Of course! You can add a digital edition in one of two ways: if you are
familiar with Git and GitHub, you can fork the Catalogue data repository
and submit your project as a pull-request; alternatively, you can fill in a
Google Form.
WHAT’s In it for me?
The Catalogue is syndicated in the German Library Network (DBIS). As
a result, digital editions added to the Catalogue are automatically
accessible from hundreds of library stations in Germany (322
libraries as of November 2017).
Greta Franzini
UNDER THE ACADEMIC SUPERVISION OF
Melissa TERRAS & Simon Mahony
FINDINGS: OPENNESS
The Catalogue defines five degrees of openness, and digital editions
are not as open as we would like them to be.
4-6.12.2017
INNSBRUCK, AUSTRIA
Peter Andorfer
Ksenia Zaytseva
DIGITAL HUMANITIES AUSTRIA CONFERENCE
https://dig-ed-cat.acdh.oeaw.ac.at/
No information provided
Proprietary, (pay)wall
Proprietary, no (pay)wall
Open Access
Open Access & Open Source (part)
Open Access & Open Source (full)
Number of digital editions
0
70
140
29
50
130
9
32
1
5
FINDINGS: CREATION vs. USE
A 2017 survey investigated the expectations of users of digital editions
and compared 218 complete responses to 242 digital editions in the
Catalogue. The results illustrated below show that digital editions must
do better in terms of downloadable transcriptions, technical
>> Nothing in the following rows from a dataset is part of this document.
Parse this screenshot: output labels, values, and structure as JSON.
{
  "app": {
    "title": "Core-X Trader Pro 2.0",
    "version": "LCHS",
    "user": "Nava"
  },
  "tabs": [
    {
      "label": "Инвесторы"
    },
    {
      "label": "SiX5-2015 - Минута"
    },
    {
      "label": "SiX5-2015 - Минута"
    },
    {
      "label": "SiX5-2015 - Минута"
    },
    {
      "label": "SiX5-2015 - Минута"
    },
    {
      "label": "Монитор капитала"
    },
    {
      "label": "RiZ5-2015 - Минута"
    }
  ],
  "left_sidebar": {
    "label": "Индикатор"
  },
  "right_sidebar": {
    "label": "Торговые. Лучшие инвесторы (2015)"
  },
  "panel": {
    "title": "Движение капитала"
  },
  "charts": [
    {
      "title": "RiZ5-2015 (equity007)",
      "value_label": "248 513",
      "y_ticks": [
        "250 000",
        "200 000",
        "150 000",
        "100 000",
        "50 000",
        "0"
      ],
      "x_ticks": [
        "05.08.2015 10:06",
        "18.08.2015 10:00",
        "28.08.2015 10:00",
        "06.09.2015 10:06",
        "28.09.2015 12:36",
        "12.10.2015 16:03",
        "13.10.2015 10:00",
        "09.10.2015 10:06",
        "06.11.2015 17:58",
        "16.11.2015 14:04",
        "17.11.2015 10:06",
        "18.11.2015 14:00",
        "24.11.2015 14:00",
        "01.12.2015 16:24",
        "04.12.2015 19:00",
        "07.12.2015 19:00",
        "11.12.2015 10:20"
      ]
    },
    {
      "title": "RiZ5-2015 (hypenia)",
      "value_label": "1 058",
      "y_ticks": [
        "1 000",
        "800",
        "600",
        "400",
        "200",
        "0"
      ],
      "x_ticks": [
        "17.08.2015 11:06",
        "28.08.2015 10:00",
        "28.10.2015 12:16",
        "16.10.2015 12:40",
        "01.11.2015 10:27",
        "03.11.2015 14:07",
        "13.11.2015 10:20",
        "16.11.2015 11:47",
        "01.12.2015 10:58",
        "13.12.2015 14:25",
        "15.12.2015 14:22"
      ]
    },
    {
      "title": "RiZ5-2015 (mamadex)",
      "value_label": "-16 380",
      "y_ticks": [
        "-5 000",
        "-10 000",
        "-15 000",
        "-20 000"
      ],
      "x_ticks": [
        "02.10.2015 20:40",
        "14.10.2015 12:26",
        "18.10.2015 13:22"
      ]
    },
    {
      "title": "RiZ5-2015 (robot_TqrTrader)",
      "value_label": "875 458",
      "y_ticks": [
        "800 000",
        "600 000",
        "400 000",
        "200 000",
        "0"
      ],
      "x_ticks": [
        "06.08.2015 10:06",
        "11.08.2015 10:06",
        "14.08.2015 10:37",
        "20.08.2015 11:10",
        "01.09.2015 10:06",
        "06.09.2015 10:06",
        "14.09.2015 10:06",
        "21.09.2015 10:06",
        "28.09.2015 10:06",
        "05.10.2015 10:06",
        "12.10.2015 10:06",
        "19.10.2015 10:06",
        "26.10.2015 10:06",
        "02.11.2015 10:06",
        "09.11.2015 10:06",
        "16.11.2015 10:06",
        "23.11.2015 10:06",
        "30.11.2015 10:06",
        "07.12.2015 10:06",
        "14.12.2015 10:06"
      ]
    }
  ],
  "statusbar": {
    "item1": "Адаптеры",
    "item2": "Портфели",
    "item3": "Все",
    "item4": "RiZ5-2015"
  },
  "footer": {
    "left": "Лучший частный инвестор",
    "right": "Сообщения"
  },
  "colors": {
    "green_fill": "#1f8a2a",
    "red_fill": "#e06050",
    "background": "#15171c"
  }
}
documentation and openness. A journal article with a full comparison
of the results of the survey against the data of the Catalogue is currently
(November 2017) in peer-review.
Based on November 2017
data, digital editions are
mostly made in Europe
and America.
Transcription download
"Scholarly"
Images
Advanced search
Editorial statement
Technical documentation
Open Source/Access
% of survey participants (218 in total)
25%
50%
75%
100%
3%
1%
1%
3%
3%
2%
3%
1%
2%
9%
9%
4%
11%
7%
5%
16%
19%
19%
10%
22%
15%
10%
22%
24%
24%
34%
26%
28%
28%
55%
45%
45%
50%
38%
46%
57%
Very important moderately important
Important slightly important
not at all important No opinion
TRANSCRIPTION DOWNLOAD
“SCHOLARLY”
IMAGES
ADVANCED SEARCH
EDITORIAL STATEMENT
TECHNICAL DOCUMENTATION
Open Source/Access
% of digital editions (242 Analysed)
0%
25%
50%
75%
100%
17%
52%
2%
53%
36%
12%
68%
72%
17%
50%
6%
11%
30%
48%
47%
58%
88%
32%
YES ParTIALLY No
"Data First!?”
Christmas and Medal Icons from!www.flaticon.com!
FINDINGS: LOCATION
Catalogue
Digital
Editions
Article
Full-text available
This piece mushroomed from a simple enough looking suggestion to write a review about Mirador, a viewer component for web based image resources. While playing around and testing Mirador however, a lot of questions started to emerge–questions that in a scholarly sense were more significant than just the functional requirements of textual scholars and researchers of medieval sources for an image viewer. These questions are forced upon us because of the way Mirador is built, and by the assumptions it thereby makes–or that its developers make–about its role and about the larger infrastructure for scholarly resources that it is supposed to be a part of. This again led to a number of epistemological issues in the realm of digital textual scholarship. And so, what was intended as a simple review resulted in a long read about Mirador, about its technological context, and about digital scholarly editions as distributed resources. The first part of my story gives a straightforward review-like overview of Mirador. I then delve into the reasons that I think exist for the architectural nature of the majority of current digital scholarly editions, which are still mostly monolithic data silos. This in turn leads to some epistemological questions about digital scholarly editions. Subsequently I return to Mirador to investigate whether its architectural assumptions provide an answer to these epistemological issues. To estimate whether the epistemological “promise” that Mirador’s architecture holds may be easily attained, I gauge what (technical) effort is associated with building a digital edition that actually utilizes Mirador. Integrating Mirador also implies adopting the emerging standard IIIF (international image interoperability framework); a discussion of this “standard-to-be” is therefore in order. Finally the article considers the prospects of aligning the IIIF and TEI “standards” to further the creation of distributed digital scholarly editions.
ResearchGate has not been able to resolve any references for this publication.